_Task to complete_
Without any of their pictures, return all of the records exactly.

Source material below:

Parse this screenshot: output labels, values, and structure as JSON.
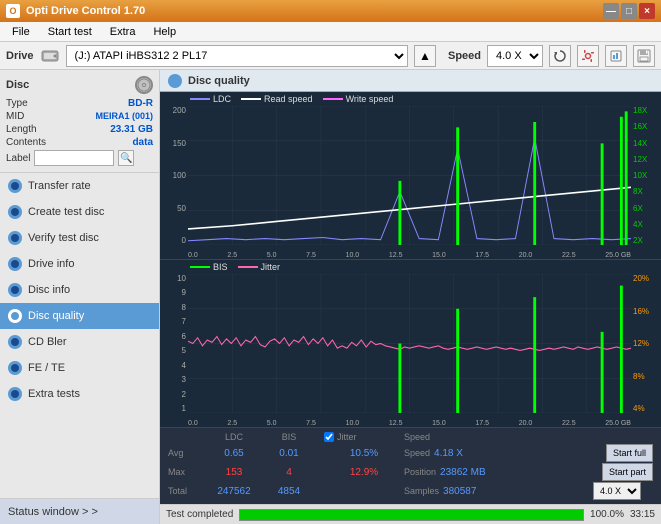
{
  "titleBar": {
    "title": "Opti Drive Control 1.70",
    "controls": [
      "—",
      "□",
      "×"
    ]
  },
  "menuBar": {
    "items": [
      "File",
      "Start test",
      "Extra",
      "Help"
    ]
  },
  "driveBar": {
    "label": "Drive",
    "driveValue": "(J:) ATAPI iHBS312  2 PL17",
    "speedLabel": "Speed",
    "speedValue": "4.0 X"
  },
  "disc": {
    "title": "Disc",
    "type": {
      "label": "Type",
      "value": "BD-R"
    },
    "mid": {
      "label": "MID",
      "value": "MEIRA1 (001)"
    },
    "length": {
      "label": "Length",
      "value": "23.31 GB"
    },
    "contents": {
      "label": "Contents",
      "value": "data"
    },
    "label": {
      "label": "Label"
    }
  },
  "sidebar": {
    "items": [
      {
        "id": "transfer-rate",
        "label": "Transfer rate",
        "active": false
      },
      {
        "id": "create-test-disc",
        "label": "Create test disc",
        "active": false
      },
      {
        "id": "verify-test-disc",
        "label": "Verify test disc",
        "active": false
      },
      {
        "id": "drive-info",
        "label": "Drive info",
        "active": false
      },
      {
        "id": "disc-info",
        "label": "Disc info",
        "active": false
      },
      {
        "id": "disc-quality",
        "label": "Disc quality",
        "active": true
      },
      {
        "id": "cd-bler",
        "label": "CD Bler",
        "active": false
      },
      {
        "id": "fe-te",
        "label": "FE / TE",
        "active": false
      },
      {
        "id": "extra-tests",
        "label": "Extra tests",
        "active": false
      }
    ],
    "statusWindow": "Status window > >"
  },
  "chartHeader": {
    "title": "Disc quality"
  },
  "chart1": {
    "legend": [
      {
        "label": "LDC",
        "color": "#8888ff"
      },
      {
        "label": "Read speed",
        "color": "#ffffff"
      },
      {
        "label": "Write speed",
        "color": "#ff66ff"
      }
    ],
    "yLabels": [
      "200",
      "150",
      "100",
      "50",
      "0"
    ],
    "yLabelsRight": [
      "18X",
      "16X",
      "14X",
      "12X",
      "10X",
      "8X",
      "6X",
      "4X",
      "2X"
    ],
    "xLabels": [
      "0.0",
      "2.5",
      "5.0",
      "7.5",
      "10.0",
      "12.5",
      "15.0",
      "17.5",
      "20.0",
      "22.5",
      "25.0 GB"
    ]
  },
  "chart2": {
    "legend": [
      {
        "label": "BIS",
        "color": "#00ff00"
      },
      {
        "label": "Jitter",
        "color": "#ff66aa"
      }
    ],
    "yLabels": [
      "10",
      "9",
      "8",
      "7",
      "6",
      "5",
      "4",
      "3",
      "2",
      "1"
    ],
    "yLabelsRight": [
      "20%",
      "16%",
      "12%",
      "8%",
      "4%"
    ],
    "xLabels": [
      "0.0",
      "2.5",
      "5.0",
      "7.5",
      "10.0",
      "12.5",
      "15.0",
      "17.5",
      "20.0",
      "22.5",
      "25.0 GB"
    ]
  },
  "stats": {
    "columns": [
      "LDC",
      "BIS",
      "",
      "Jitter",
      "Speed",
      ""
    ],
    "avg": {
      "label": "Avg",
      "ldc": "0.65",
      "bis": "0.01",
      "jitter": "10.5%",
      "speed_label": "Speed",
      "speed": "4.18 X"
    },
    "max": {
      "label": "Max",
      "ldc": "153",
      "bis": "4",
      "jitter": "12.9%",
      "position_label": "Position",
      "position": "23862 MB"
    },
    "total": {
      "label": "Total",
      "ldc": "247562",
      "bis": "4854",
      "samples_label": "Samples",
      "samples": "380587"
    },
    "speedSelect": "4.0 X",
    "startFull": "Start full",
    "startPart": "Start part",
    "jitterChecked": true,
    "jitterLabel": "Jitter"
  },
  "progressBar": {
    "statusText": "Test completed",
    "percent": 100,
    "percentText": "100.0%",
    "time": "33:15"
  }
}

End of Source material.

_Exercise answer_
Parse this screenshot: output labels, values, and structure as JSON.
{
  "titleBar": {
    "title": "Opti Drive Control 1.70",
    "controls": [
      "—",
      "□",
      "×"
    ]
  },
  "menuBar": {
    "items": [
      "File",
      "Start test",
      "Extra",
      "Help"
    ]
  },
  "driveBar": {
    "label": "Drive",
    "driveValue": "(J:) ATAPI iHBS312  2 PL17",
    "speedLabel": "Speed",
    "speedValue": "4.0 X"
  },
  "disc": {
    "title": "Disc",
    "type": {
      "label": "Type",
      "value": "BD-R"
    },
    "mid": {
      "label": "MID",
      "value": "MEIRA1 (001)"
    },
    "length": {
      "label": "Length",
      "value": "23.31 GB"
    },
    "contents": {
      "label": "Contents",
      "value": "data"
    },
    "label": {
      "label": "Label"
    }
  },
  "sidebar": {
    "items": [
      {
        "id": "transfer-rate",
        "label": "Transfer rate",
        "active": false
      },
      {
        "id": "create-test-disc",
        "label": "Create test disc",
        "active": false
      },
      {
        "id": "verify-test-disc",
        "label": "Verify test disc",
        "active": false
      },
      {
        "id": "drive-info",
        "label": "Drive info",
        "active": false
      },
      {
        "id": "disc-info",
        "label": "Disc info",
        "active": false
      },
      {
        "id": "disc-quality",
        "label": "Disc quality",
        "active": true
      },
      {
        "id": "cd-bler",
        "label": "CD Bler",
        "active": false
      },
      {
        "id": "fe-te",
        "label": "FE / TE",
        "active": false
      },
      {
        "id": "extra-tests",
        "label": "Extra tests",
        "active": false
      }
    ],
    "statusWindow": "Status window > >"
  },
  "chartHeader": {
    "title": "Disc quality"
  },
  "chart1": {
    "legend": [
      {
        "label": "LDC",
        "color": "#8888ff"
      },
      {
        "label": "Read speed",
        "color": "#ffffff"
      },
      {
        "label": "Write speed",
        "color": "#ff66ff"
      }
    ],
    "yLabels": [
      "200",
      "150",
      "100",
      "50",
      "0"
    ],
    "yLabelsRight": [
      "18X",
      "16X",
      "14X",
      "12X",
      "10X",
      "8X",
      "6X",
      "4X",
      "2X"
    ],
    "xLabels": [
      "0.0",
      "2.5",
      "5.0",
      "7.5",
      "10.0",
      "12.5",
      "15.0",
      "17.5",
      "20.0",
      "22.5",
      "25.0 GB"
    ]
  },
  "chart2": {
    "legend": [
      {
        "label": "BIS",
        "color": "#00ff00"
      },
      {
        "label": "Jitter",
        "color": "#ff66aa"
      }
    ],
    "yLabels": [
      "10",
      "9",
      "8",
      "7",
      "6",
      "5",
      "4",
      "3",
      "2",
      "1"
    ],
    "yLabelsRight": [
      "20%",
      "16%",
      "12%",
      "8%",
      "4%"
    ],
    "xLabels": [
      "0.0",
      "2.5",
      "5.0",
      "7.5",
      "10.0",
      "12.5",
      "15.0",
      "17.5",
      "20.0",
      "22.5",
      "25.0 GB"
    ]
  },
  "stats": {
    "columns": [
      "LDC",
      "BIS",
      "",
      "Jitter",
      "Speed",
      ""
    ],
    "avg": {
      "label": "Avg",
      "ldc": "0.65",
      "bis": "0.01",
      "jitter": "10.5%",
      "speed_label": "Speed",
      "speed": "4.18 X"
    },
    "max": {
      "label": "Max",
      "ldc": "153",
      "bis": "4",
      "jitter": "12.9%",
      "position_label": "Position",
      "position": "23862 MB"
    },
    "total": {
      "label": "Total",
      "ldc": "247562",
      "bis": "4854",
      "samples_label": "Samples",
      "samples": "380587"
    },
    "speedSelect": "4.0 X",
    "startFull": "Start full",
    "startPart": "Start part",
    "jitterChecked": true,
    "jitterLabel": "Jitter"
  },
  "progressBar": {
    "statusText": "Test completed",
    "percent": 100,
    "percentText": "100.0%",
    "time": "33:15"
  }
}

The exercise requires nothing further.